Becky Elliott recently joined Business Disability Forum as a Disability Business Partner. Here’s her take on this year’s Disability Smart Awards ceremony, sponsored by Microlink and hosted by Freshfields.
As the newest Disability Business Partner to join the BDF team, I felt incredibly fortunate to be sitting on the 22nd floor of Freshfields Bruckhaus Deringer at the Disability Smart Awards, among the great and the good of disability inclusion specialists – people who are driven to make the lives of disabled people just that little bit better, easier, and happier.
I wanted to congratulate all the finalists because whether or not they stepped onto the stage to receive an award, invitation to the event meant that their work had been recognised, and almost certainly appreciated, by a disabled person somewhere. After the ceremony, I took the opportunity to meet with some of the finalists and hear their stories.
I now know that if I want to drive to the coast to sit by the sea for a day out, I can hire a WAV (wheelchair accessible vehicle) from Enterprise and they will allow me to use a surrogate driver if I don’t have a driving licence myself.
And should I ever to be detained whilst on holiday, perhaps by Avon and Somerset Police, I might end up in a brilliantly designed, calming custody suite, to make the whole process so much less traumatic (and as a result, reduce the frequency of attacks on police force staff).
Having chatted with Victoria Jenkins, founder of Unhidden, I’m confident that adaptive clothing will soon be more readily available, and this means people wearing medical devices will be able to wear functional and stylish clothes.

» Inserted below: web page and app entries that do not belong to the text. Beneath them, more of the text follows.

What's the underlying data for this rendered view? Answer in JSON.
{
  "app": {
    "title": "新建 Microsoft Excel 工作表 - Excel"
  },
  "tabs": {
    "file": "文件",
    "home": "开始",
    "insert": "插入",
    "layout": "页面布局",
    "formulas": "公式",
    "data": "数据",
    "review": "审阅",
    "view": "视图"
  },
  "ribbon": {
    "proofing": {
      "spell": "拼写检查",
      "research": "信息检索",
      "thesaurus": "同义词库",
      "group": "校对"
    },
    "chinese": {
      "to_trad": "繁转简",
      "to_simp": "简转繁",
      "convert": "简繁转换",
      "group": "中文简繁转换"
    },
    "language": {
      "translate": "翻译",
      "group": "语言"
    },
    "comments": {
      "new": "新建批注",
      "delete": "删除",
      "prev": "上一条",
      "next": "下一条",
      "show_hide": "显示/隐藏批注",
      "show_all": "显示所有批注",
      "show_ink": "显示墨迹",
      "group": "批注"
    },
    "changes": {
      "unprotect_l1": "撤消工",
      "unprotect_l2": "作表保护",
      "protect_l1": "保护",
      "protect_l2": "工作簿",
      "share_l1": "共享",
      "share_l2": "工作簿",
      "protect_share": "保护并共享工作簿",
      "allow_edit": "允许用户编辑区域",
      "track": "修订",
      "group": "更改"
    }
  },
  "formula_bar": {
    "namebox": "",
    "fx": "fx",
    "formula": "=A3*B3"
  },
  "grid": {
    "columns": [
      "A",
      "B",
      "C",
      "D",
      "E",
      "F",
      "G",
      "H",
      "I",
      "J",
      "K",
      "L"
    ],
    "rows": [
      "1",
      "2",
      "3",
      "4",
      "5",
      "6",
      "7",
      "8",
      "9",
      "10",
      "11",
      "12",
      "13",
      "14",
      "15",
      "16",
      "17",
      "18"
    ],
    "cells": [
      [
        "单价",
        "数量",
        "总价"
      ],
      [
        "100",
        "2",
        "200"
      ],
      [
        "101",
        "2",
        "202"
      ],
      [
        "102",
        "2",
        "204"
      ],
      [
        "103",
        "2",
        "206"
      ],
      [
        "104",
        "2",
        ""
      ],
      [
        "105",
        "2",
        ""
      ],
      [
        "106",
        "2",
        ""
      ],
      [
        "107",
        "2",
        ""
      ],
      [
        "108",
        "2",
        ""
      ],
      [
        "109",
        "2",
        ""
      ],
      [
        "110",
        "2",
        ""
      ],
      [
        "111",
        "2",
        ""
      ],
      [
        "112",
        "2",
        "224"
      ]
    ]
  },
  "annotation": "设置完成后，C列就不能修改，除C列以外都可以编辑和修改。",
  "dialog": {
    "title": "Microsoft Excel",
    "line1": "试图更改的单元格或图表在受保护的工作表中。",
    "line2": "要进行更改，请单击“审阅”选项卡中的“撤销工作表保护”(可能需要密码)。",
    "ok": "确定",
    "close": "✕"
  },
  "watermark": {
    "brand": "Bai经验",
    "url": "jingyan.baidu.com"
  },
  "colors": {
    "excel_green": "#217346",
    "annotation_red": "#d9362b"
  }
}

Technology has an incredible power to improve lives and I think this is particularly true for disabled people. Inclusive design means that everyone benefits, whether disabled or not. No one could fail to be impressed by XRAI Glass‘s AI and AR glasses, which turn speech into text in real time for the wearer. As they say in their advert, “Life. Subtitled.” How brilliant!
Amazon deservedly won the Disability Smart Technology Award and I’ve learned about many more accessibility features which will help my partially deaf husband. Amazon technology is very much part of my family’s life; it’s mainstream but becoming more inclusive with each new innovation. And let’s face it, we all know ‘she-who-shall-not-be-named’! Alexa is so ubiquitous all of us are now adept at both requesting her help and circumventing her interruptions.
At my home, we have these devices installed in each room. If I’m ever stuck and need help to move, I can call my son in his bedroom by “dropping in” to ask for assistance and every morning, Alexa wakes me with a few cheery motivational words, followed by “Here Comes the Sun”.
As a disabled person, I encounter many barriers to participating in work and accessing services, so I was heartened by the quiet determination I felt rumbling around those mingling at the reception afterwards. All the finalists I met seemed fired up to continue their inclusion journey, and to go further. To do more and maybe return next year.
I hope that they do. I’m looking forward to seeing what they achieve over the next 365 days and celebrating their achievements with them.
Now it’s time for me to meet my new Members and help them make the most of their BDF membership to become more disability smart, perhaps in time for next year’s awards!